Task -> Output every record below exactly as it appears.

Dataset entries
↓↓↓

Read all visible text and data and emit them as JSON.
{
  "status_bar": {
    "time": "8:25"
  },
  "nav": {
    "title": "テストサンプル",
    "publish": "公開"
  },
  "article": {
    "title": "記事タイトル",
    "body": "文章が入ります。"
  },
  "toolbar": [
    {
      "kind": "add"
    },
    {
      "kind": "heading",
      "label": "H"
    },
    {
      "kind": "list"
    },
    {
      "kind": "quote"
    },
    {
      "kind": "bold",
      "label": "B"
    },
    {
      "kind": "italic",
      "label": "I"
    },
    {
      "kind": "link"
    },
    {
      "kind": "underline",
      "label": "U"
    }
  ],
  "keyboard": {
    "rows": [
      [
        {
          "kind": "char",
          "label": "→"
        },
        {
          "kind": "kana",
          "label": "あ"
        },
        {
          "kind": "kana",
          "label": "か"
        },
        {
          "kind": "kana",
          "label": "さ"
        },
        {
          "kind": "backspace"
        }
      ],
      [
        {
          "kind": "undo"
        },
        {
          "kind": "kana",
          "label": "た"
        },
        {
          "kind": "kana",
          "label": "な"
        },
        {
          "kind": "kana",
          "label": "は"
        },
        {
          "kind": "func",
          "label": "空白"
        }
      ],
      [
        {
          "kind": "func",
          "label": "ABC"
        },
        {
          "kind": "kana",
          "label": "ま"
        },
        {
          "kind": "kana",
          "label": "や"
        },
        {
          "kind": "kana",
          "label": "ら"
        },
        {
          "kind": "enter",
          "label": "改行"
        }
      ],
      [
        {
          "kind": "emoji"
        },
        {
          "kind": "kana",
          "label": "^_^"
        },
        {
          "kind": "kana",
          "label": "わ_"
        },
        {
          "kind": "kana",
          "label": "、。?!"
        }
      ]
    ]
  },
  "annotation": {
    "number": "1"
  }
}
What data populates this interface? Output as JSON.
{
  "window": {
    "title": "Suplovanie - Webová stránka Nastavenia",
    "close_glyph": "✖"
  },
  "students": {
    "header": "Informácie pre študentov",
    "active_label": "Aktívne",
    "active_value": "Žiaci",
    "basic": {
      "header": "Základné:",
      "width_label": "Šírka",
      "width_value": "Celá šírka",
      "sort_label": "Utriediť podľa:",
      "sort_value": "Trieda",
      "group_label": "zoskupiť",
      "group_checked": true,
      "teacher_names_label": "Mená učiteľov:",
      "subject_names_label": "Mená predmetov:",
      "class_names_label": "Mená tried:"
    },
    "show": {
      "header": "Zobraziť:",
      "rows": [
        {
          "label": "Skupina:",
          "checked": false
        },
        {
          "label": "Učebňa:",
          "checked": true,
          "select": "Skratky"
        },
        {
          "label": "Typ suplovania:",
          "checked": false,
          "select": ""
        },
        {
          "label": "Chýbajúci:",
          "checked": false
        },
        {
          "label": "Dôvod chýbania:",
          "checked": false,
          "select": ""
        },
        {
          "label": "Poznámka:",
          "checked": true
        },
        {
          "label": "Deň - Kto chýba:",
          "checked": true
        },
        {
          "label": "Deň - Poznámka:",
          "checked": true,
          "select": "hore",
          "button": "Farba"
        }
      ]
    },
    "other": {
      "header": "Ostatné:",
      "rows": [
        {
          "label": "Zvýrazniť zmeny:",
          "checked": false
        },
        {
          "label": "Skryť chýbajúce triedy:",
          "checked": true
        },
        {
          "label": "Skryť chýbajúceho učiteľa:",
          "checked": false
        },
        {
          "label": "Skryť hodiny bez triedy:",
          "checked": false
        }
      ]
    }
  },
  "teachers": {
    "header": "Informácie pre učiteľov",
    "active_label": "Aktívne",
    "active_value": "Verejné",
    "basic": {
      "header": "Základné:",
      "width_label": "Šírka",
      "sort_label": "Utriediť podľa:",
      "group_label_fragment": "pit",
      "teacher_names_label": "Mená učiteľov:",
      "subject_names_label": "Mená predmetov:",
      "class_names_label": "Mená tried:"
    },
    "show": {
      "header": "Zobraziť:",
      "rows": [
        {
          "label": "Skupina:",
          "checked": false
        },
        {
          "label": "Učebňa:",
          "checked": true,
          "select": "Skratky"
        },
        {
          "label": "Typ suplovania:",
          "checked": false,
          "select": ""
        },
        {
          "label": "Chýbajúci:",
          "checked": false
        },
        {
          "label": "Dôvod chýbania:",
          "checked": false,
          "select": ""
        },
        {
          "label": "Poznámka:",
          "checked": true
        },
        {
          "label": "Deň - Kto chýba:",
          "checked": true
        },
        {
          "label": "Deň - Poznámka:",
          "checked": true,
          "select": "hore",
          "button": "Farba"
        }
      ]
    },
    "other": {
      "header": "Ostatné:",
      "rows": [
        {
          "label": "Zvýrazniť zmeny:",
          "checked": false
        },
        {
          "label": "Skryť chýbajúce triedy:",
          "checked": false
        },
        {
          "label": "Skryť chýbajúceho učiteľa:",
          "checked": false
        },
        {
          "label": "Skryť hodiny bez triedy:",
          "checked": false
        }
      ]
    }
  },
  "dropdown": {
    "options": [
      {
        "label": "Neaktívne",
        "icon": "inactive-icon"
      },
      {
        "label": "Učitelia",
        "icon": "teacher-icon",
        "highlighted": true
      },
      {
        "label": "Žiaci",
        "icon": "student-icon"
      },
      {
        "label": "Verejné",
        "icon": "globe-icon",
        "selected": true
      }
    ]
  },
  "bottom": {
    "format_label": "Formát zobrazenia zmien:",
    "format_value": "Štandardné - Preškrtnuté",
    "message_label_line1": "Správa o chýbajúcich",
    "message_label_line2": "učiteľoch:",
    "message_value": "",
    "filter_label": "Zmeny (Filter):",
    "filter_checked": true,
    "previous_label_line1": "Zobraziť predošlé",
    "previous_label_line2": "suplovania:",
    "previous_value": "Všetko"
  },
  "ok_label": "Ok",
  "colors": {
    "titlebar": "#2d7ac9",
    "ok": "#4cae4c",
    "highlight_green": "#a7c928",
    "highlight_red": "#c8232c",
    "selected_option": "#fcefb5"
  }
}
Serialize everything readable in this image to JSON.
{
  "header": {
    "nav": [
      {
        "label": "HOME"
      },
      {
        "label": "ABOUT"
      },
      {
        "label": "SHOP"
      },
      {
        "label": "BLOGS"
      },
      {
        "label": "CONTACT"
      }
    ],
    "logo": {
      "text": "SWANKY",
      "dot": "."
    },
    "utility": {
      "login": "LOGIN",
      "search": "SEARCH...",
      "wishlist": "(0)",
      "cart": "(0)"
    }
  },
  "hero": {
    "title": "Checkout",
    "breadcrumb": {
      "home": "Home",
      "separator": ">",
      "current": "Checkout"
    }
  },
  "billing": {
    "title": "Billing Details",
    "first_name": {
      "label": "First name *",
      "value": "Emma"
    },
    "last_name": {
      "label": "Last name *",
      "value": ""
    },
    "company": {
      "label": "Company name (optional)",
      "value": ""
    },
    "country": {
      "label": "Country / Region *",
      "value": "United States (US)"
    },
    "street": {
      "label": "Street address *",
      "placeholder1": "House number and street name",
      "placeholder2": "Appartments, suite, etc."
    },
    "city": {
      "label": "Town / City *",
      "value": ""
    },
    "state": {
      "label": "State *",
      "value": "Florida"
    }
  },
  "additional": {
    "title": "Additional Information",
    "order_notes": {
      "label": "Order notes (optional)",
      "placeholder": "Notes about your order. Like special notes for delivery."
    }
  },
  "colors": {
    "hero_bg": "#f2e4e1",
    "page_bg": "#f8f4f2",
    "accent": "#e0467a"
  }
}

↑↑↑

Written reply ->
Read all visible text and data and emit them as JSON.
{
  "status_bar": {
    "time": "8:25"
  },
  "nav": {
    "title": "テストサンプル",
    "publish": "公開"
  },
  "article": {
    "title": "記事タイトル",
    "body": "文章が入ります。"
  },
  "toolbar": [
    {
      "kind": "add"
    },
    {
      "kind": "heading",
      "label": "H"
    },
    {
      "kind": "list"
    },
    {
      "kind": "quote"
    },
    {
      "kind": "bold",
      "label": "B"
    },
    {
      "kind": "italic",
      "label": "I"
    },
    {
      "kind": "link"
    },
    {
      "kind": "underline",
      "label": "U"
    }
  ],
  "keyboard": {
    "rows": [
      [
        {
          "kind": "char",
          "label": "→"
        },
        {
          "kind": "kana",
          "label": "あ"
        },
        {
          "kind": "kana",
          "label": "か"
        },
        {
          "kind": "kana",
          "label": "さ"
        },
        {
          "kind": "backspace"
        }
      ],
      [
        {
          "kind": "undo"
        },
        {
          "kind": "kana",
          "label": "た"
        },
        {
          "kind": "kana",
          "label": "な"
        },
        {
          "kind": "kana",
          "label": "は"
        },
        {
          "kind": "func",
          "label": "空白"
        }
      ],
      [
        {
          "kind": "func",
          "label": "ABC"
        },
        {
          "kind": "kana",
          "label": "ま"
        },
        {
          "kind": "kana",
          "label": "や"
        },
        {
          "kind": "kana",
          "label": "ら"
        },
        {
          "kind": "enter",
          "label": "改行"
        }
      ],
      [
        {
          "kind": "emoji"
        },
        {
          "kind": "kana",
          "label": "^_^"
        },
        {
          "kind": "kana",
          "label": "わ_"
        },
        {
          "kind": "kana",
          "label": "、。?!"
        }
      ]
    ]
  },
  "annotation": {
    "number": "1"
  }
}
What data populates this interface? Output as JSON.
{
  "window": {
    "title": "Suplovanie - Webová stránka Nastavenia",
    "close_glyph": "✖"
  },
  "students": {
    "header": "Informácie pre študentov",
    "active_label": "Aktívne",
    "active_value": "Žiaci",
    "basic": {
      "header": "Základné:",
      "width_label": "Šírka",
      "width_value": "Celá šírka",
      "sort_label": "Utriediť podľa:",
      "sort_value": "Trieda",
      "group_label": "zoskupiť",
      "group_checked": true,
      "teacher_names_label": "Mená učiteľov:",
      "subject_names_label": "Mená predmetov:",
      "class_names_label": "Mená tried:"
    },
    "show": {
      "header": "Zobraziť:",
      "rows": [
        {
          "label": "Skupina:",
          "checked": false
        },
        {
          "label": "Učebňa:",
          "checked": true,
          "select": "Skratky"
        },
        {
          "label": "Typ suplovania:",
          "checked": false,
          "select": ""
        },
        {
          "label": "Chýbajúci:",
          "checked": false
        },
        {
          "label": "Dôvod chýbania:",
          "checked": false,
          "select": ""
        },
        {
          "label": "Poznámka:",
          "checked": true
        },
        {
          "label": "Deň - Kto chýba:",
          "checked": true
        },
        {
          "label": "Deň - Poznámka:",
          "checked": true,
          "select": "hore",
          "button": "Farba"
        }
      ]
    },
    "other": {
      "header": "Ostatné:",
      "rows": [
        {
          "label": "Zvýrazniť zmeny:",
          "checked": false
        },
        {
          "label": "Skryť chýbajúce triedy:",
          "checked": true
        },
        {
          "label": "Skryť chýbajúceho učiteľa:",
          "checked": false
        },
        {
          "label": "Skryť hodiny bez triedy:",
          "checked": false
        }
      ]
    }
  },
  "teachers": {
    "header": "Informácie pre učiteľov",
    "active_label": "Aktívne",
    "active_value": "Verejné",
    "basic": {
      "header": "Základné:",
      "width_label": "Šírka",
      "sort_label": "Utriediť podľa:",
      "group_label_fragment": "pit",
      "teacher_names_label": "Mená učiteľov:",
      "subject_names_label": "Mená predmetov:",
      "class_names_label": "Mená tried:"
    },
    "show": {
      "header": "Zobraziť:",
      "rows": [
        {
          "label": "Skupina:",
          "checked": false
        },
        {
          "label": "Učebňa:",
          "checked": true,
          "select": "Skratky"
        },
        {
          "label": "Typ suplovania:",
          "checked": false,
          "select": ""
        },
        {
          "label": "Chýbajúci:",
          "checked": false
        },
        {
          "label": "Dôvod chýbania:",
          "checked": false,
          "select": ""
        },
        {
          "label": "Poznámka:",
          "checked": true
        },
        {
          "label": "Deň - Kto chýba:",
          "checked": true
        },
        {
          "label": "Deň - Poznámka:",
          "checked": true,
          "select": "hore",
          "button": "Farba"
        }
      ]
    },
    "other": {
      "header": "Ostatné:",
      "rows": [
        {
          "label": "Zvýrazniť zmeny:",
          "checked": false
        },
        {
          "label": "Skryť chýbajúce triedy:",
          "checked": false
        },
        {
          "label": "Skryť chýbajúceho učiteľa:",
          "checked": false
        },
        {
          "label": "Skryť hodiny bez triedy:",
          "checked": false
        }
      ]
    }
  },
  "dropdown": {
    "options": [
      {
        "label": "Neaktívne",
        "icon": "inactive-icon"
      },
      {
        "label": "Učitelia",
        "icon": "teacher-icon",
        "highlighted": true
      },
      {
        "label": "Žiaci",
        "icon": "student-icon"
      },
      {
        "label": "Verejné",
        "icon": "globe-icon",
        "selected": true
      }
    ]
  },
  "bottom": {
    "format_label": "Formát zobrazenia zmien:",
    "format_value": "Štandardné - Preškrtnuté",
    "message_label_line1": "Správa o chýbajúcich",
    "message_label_line2": "učiteľoch:",
    "message_value": "",
    "filter_label": "Zmeny (Filter):",
    "filter_checked": true,
    "previous_label_line1": "Zobraziť predošlé",
    "previous_label_line2": "suplovania:",
    "previous_value": "Všetko"
  },
  "ok_label": "Ok",
  "colors": {
    "titlebar": "#2d7ac9",
    "ok": "#4cae4c",
    "highlight_green": "#a7c928",
    "highlight_red": "#c8232c",
    "selected_option": "#fcefb5"
  }
}
Serialize everything readable in this image to JSON.
{
  "header": {
    "nav": [
      {
        "label": "HOME"
      },
      {
        "label": "ABOUT"
      },
      {
        "label": "SHOP"
      },
      {
        "label": "BLOGS"
      },
      {
        "label": "CONTACT"
      }
    ],
    "logo": {
      "text": "SWANKY",
      "dot": "."
    },
    "utility": {
      "login": "LOGIN",
      "search": "SEARCH...",
      "wishlist": "(0)",
      "cart": "(0)"
    }
  },
  "hero": {
    "title": "Checkout",
    "breadcrumb": {
      "home": "Home",
      "separator": ">",
      "current": "Checkout"
    }
  },
  "billing": {
    "title": "Billing Details",
    "first_name": {
      "label": "First name *",
      "value": "Emma"
    },
    "last_name": {
      "label": "Last name *",
      "value": ""
    },
    "company": {
      "label": "Company name (optional)",
      "value": ""
    },
    "country": {
      "label": "Country / Region *",
      "value": "United States (US)"
    },
    "street": {
      "label": "Street address *",
      "placeholder1": "House number and street name",
      "placeholder2": "Appartments, suite, etc."
    },
    "city": {
      "label": "Town / City *",
      "value": ""
    },
    "state": {
      "label": "State *",
      "value": "Florida"
    }
  },
  "additional": {
    "title": "Additional Information",
    "order_notes": {
      "label": "Order notes (optional)",
      "placeholder": "Notes about your order. Like special notes for delivery."
    }
  },
  "colors": {
    "hero_bg": "#f2e4e1",
    "page_bg": "#f8f4f2",
    "accent": "#e0467a"
  }
}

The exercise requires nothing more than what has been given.